Even in my groggy state, I had a sense that something was wrong because they were there. I remember they all left to go eat dinner, and I went back to sleep. When they returned, both brothers kissed me goodbye before they left to go home to Beeville. That was a first. I still didn’t know about the cancer, and I thought those kisses meant something must really suck! Well, it did.
As soon as they left, through contacts they made, my name was added to prayer lists far and wide…including that at St. Philip’s in Beeville. As I’ve learned, the list of folks needing prayers for illness and other concerns either did or does contain my name at every church in Beeville.
I have a Post Office box where I receive a lot of my mail, and I wander down there a couple of times a week to check the box. Every single time I visit the PO, I am warmly greeted, and give and receive at least one hug and inquiry into how I’m doing. Same thing when I go to HEB, or go for a walk on my street out here in north Bee County.
My neighbors are my friends, and I am theirs. One day during chemotherapy, I decided to mow my yard. I was out front on my little tractor, and the neighbors walked by. When they saw me, the Hairless Wonder, sweating on the mower, they raced over and insisted that I allow them to finish the job. I loved them for that, but I really needed to do it, to know that even in my diminished state, I was capable of doing something demanding and physical. It wasn’t fun, but I did it; they cared enough for me to offer to help, and respected me enough to allow me to do it my way.
When I was too tired to go to the store, I had angels there at my call…sweet niece Laura Ottensman and her gallant husband, Nick, were there for me at all times, no matter what. Taking me to chemotherapy was another amazing niece, Shannon Juilleret and my dear friend Louise Cook, who has done battle with cancer and has been my most ardent cheerleader…many calls and messages came from Julie Burke, a fishing buddy who has become a real “catch” of a true friend! Much of this support has to do with Beeville; all of it has to do with love.
Beeville is just a little town, with limited resources of just about every description…especially compared to San Antonio, which was my residence for many years. But, when it comes to help in times of need, love in times of sorrow and worry, no other place can compare to the riches that awaited me, and that bless me here. What an awesome and humbling testament to the loving soul of a small town.

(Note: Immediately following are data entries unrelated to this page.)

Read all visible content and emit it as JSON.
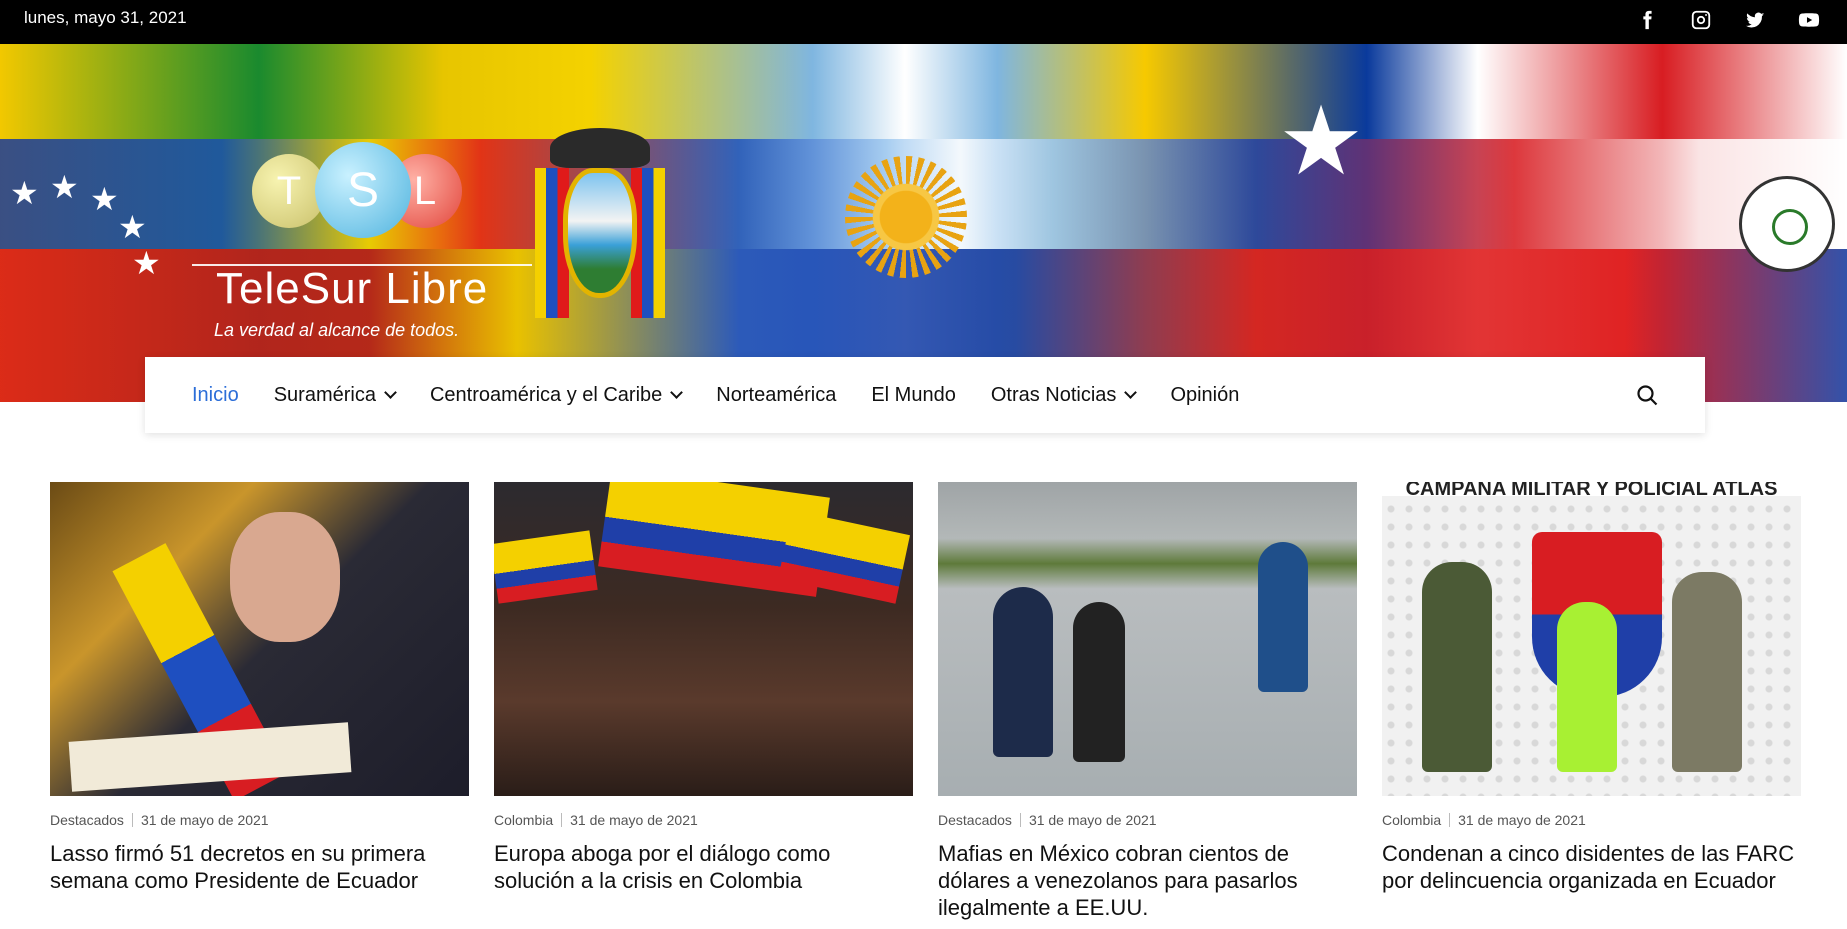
{
  "topbar": {
    "date": "lunes, mayo 31, 2021",
    "social": [
      "facebook-icon",
      "instagram-icon",
      "twitter-icon",
      "youtube-icon"
    ]
  },
  "logo": {
    "letters": [
      "T",
      "S",
      "L"
    ],
    "name": "TeleSur Libre",
    "tagline": "La verdad al alcance de todos."
  },
  "nav": {
    "items": [
      {
        "label": "Inicio",
        "active": true,
        "dropdown": false
      },
      {
        "label": "Suramérica",
        "active": false,
        "dropdown": true
      },
      {
        "label": "Centroamérica y el Caribe",
        "active": false,
        "dropdown": true
      },
      {
        "label": "Norteamérica",
        "active": false,
        "dropdown": false
      },
      {
        "label": "El Mundo",
        "active": false,
        "dropdown": false
      },
      {
        "label": "Otras Noticias",
        "active": false,
        "dropdown": true
      },
      {
        "label": "Opinión",
        "active": false,
        "dropdown": false
      }
    ],
    "active_color": "#2c6ed8"
  },
  "articles": [
    {
      "category": "Destacados",
      "date": "31 de mayo de 2021",
      "title": "Lasso firmó 51 decretos en su primera semana como Presidente de Ecuador"
    },
    {
      "category": "Colombia",
      "date": "31 de mayo de 2021",
      "title": "Europa aboga por el diálogo como solución a la crisis en Colombia"
    },
    {
      "category": "Destacados",
      "date": "31 de mayo de 2021",
      "title": "Mafias en México cobran cientos de dólares a venezolanos para pasarlos ilegalmente a EE.UU."
    },
    {
      "category": "Colombia",
      "date": "31 de mayo de 2021",
      "title": "Condenan a cinco disidentes de las FARC por delincuencia organizada en Ecuador"
    }
  ],
  "thumb4_text": "CAMPAÑA MILITAR Y POLICIAL  ATLAS"
}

I wish you all a Christmas of love, warmth, caring, and abundance. For as much as you and so many other have prayed for me, I also pray for and thank God for you. I hope you will find the quiet that will allow the voice of guidance and peace to let you know where to find that which you seek. Merry Christmas!